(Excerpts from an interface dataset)
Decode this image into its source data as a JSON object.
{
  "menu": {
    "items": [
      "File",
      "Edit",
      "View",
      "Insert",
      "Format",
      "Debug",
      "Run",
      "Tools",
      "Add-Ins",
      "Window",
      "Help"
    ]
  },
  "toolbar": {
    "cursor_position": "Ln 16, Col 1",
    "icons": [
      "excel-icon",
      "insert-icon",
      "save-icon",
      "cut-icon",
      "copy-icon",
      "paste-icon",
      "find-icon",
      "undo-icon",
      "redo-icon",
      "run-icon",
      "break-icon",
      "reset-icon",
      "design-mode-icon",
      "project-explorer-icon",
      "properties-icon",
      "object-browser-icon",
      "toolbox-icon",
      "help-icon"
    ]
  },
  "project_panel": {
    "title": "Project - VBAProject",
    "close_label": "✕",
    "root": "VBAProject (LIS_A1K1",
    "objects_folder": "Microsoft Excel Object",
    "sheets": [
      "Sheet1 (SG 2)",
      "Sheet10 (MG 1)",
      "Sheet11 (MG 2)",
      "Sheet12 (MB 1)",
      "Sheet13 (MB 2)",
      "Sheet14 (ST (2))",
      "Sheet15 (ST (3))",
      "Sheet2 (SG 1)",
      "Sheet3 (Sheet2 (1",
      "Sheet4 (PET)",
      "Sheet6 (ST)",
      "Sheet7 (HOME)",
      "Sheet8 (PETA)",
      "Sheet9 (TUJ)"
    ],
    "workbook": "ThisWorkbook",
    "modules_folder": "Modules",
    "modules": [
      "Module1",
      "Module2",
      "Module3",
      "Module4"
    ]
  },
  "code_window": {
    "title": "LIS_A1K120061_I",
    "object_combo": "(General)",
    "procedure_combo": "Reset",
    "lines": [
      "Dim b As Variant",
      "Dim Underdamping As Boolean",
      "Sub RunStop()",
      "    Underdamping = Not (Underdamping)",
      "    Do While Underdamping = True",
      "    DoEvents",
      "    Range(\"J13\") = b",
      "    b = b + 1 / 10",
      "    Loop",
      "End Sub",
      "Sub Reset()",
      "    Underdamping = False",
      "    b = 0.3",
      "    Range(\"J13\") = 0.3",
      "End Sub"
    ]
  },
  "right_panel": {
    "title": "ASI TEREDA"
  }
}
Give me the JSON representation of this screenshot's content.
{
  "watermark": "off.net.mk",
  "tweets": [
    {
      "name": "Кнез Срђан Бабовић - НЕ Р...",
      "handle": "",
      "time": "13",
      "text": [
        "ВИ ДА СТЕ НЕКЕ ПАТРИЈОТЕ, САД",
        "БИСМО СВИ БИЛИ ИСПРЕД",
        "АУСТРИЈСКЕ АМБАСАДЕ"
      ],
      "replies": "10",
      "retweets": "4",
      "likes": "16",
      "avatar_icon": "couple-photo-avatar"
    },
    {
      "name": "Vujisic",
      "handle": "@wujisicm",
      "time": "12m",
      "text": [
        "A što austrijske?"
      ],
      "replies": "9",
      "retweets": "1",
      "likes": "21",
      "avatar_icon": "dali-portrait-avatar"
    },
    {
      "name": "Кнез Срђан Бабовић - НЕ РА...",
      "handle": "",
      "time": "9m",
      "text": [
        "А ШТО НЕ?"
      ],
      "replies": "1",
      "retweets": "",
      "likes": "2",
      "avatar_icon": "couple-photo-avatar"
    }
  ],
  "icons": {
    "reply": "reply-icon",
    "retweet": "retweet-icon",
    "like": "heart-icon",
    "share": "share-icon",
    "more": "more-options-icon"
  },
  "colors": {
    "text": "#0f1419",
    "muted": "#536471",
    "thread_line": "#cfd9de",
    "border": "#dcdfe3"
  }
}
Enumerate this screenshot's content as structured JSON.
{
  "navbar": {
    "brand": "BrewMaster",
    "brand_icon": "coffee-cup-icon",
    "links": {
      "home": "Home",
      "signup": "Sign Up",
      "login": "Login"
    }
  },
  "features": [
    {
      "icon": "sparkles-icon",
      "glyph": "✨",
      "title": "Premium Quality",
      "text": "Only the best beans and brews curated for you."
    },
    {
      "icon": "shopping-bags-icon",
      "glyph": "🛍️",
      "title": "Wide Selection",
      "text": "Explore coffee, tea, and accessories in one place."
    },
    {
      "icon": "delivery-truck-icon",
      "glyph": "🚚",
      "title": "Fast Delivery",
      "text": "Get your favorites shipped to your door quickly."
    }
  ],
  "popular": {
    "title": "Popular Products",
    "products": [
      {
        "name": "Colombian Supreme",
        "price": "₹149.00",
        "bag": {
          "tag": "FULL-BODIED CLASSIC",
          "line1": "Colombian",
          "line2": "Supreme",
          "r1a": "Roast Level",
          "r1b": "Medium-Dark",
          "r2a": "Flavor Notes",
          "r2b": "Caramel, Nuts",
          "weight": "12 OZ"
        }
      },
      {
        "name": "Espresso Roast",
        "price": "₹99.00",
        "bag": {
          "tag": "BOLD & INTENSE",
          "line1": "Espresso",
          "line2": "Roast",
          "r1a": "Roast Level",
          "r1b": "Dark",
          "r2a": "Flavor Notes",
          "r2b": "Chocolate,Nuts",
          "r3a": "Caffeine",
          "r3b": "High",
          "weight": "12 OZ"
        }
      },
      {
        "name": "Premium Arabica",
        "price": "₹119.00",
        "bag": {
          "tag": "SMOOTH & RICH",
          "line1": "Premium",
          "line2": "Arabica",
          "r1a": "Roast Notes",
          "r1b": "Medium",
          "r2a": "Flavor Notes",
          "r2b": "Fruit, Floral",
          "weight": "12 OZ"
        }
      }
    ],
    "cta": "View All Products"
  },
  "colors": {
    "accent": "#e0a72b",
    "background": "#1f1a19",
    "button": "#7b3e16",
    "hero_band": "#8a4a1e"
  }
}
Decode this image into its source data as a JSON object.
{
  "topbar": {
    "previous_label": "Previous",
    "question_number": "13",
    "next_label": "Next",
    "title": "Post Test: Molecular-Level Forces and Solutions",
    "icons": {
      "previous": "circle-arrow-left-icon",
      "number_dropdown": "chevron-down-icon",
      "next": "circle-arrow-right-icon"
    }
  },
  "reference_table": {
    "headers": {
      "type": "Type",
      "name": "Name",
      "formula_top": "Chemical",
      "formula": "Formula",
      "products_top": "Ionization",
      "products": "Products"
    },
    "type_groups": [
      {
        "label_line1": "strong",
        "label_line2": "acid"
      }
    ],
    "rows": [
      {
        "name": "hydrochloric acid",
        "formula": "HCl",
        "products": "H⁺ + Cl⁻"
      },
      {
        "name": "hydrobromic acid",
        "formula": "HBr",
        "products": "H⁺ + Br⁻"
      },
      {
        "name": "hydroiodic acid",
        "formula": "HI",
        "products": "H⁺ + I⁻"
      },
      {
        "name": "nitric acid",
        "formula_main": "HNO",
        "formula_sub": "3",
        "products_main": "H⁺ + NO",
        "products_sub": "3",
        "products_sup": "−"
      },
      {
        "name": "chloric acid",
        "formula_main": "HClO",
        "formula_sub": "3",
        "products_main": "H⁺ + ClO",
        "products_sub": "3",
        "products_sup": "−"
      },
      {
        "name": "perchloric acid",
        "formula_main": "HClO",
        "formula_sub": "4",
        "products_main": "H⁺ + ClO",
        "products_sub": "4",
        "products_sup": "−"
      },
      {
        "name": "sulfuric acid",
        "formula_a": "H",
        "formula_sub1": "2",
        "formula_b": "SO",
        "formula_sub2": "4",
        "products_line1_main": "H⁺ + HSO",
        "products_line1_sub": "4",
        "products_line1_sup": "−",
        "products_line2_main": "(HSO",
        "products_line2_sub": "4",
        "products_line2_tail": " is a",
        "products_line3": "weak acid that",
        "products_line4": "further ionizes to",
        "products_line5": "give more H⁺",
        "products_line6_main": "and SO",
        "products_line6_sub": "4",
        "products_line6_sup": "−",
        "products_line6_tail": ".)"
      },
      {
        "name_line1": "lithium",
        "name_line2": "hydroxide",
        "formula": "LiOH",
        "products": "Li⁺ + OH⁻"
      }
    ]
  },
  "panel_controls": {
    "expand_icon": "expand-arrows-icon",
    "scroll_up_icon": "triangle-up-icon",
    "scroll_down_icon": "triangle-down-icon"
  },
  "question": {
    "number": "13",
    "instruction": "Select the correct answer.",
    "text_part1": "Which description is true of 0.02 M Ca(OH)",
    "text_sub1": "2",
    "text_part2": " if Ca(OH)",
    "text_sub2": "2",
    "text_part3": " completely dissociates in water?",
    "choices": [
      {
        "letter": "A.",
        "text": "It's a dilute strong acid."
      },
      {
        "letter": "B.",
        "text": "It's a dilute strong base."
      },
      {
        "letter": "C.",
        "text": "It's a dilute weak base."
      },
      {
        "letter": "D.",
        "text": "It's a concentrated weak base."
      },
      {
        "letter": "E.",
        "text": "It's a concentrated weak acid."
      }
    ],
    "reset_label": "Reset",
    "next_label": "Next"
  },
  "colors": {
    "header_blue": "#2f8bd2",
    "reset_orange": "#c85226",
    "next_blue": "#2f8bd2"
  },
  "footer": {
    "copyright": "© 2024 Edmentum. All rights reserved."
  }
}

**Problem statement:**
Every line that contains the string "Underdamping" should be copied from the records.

**Response to this task:**
      "Dim Underdamping As Boolean",
      "    Underdamping = Not (Underdamping)",
      "    Do While Underdamping = True",
      "    Underdamping = False",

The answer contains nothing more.